___ Supplied material

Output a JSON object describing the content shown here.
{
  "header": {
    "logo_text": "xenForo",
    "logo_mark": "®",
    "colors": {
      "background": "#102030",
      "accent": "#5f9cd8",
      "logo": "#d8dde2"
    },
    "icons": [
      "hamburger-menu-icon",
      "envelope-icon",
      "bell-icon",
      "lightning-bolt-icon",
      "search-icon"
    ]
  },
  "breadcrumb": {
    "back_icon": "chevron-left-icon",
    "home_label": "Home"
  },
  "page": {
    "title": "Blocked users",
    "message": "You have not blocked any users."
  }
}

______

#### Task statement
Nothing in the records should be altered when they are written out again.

#### Exercise solution
Output a JSON object describing the content shown here.
{
  "header": {
    "logo_text": "xenForo",
    "logo_mark": "®",
    "colors": {
      "background": "#102030",
      "accent": "#5f9cd8",
      "logo": "#d8dde2"
    },
    "icons": [
      "hamburger-menu-icon",
      "envelope-icon",
      "bell-icon",
      "lightning-bolt-icon",
      "search-icon"
    ]
  },
  "breadcrumb": {
    "back_icon": "chevron-left-icon",
    "home_label": "Home"
  },
  "page": {
    "title": "Blocked users",
    "message": "You have not blocked any users."
  }
}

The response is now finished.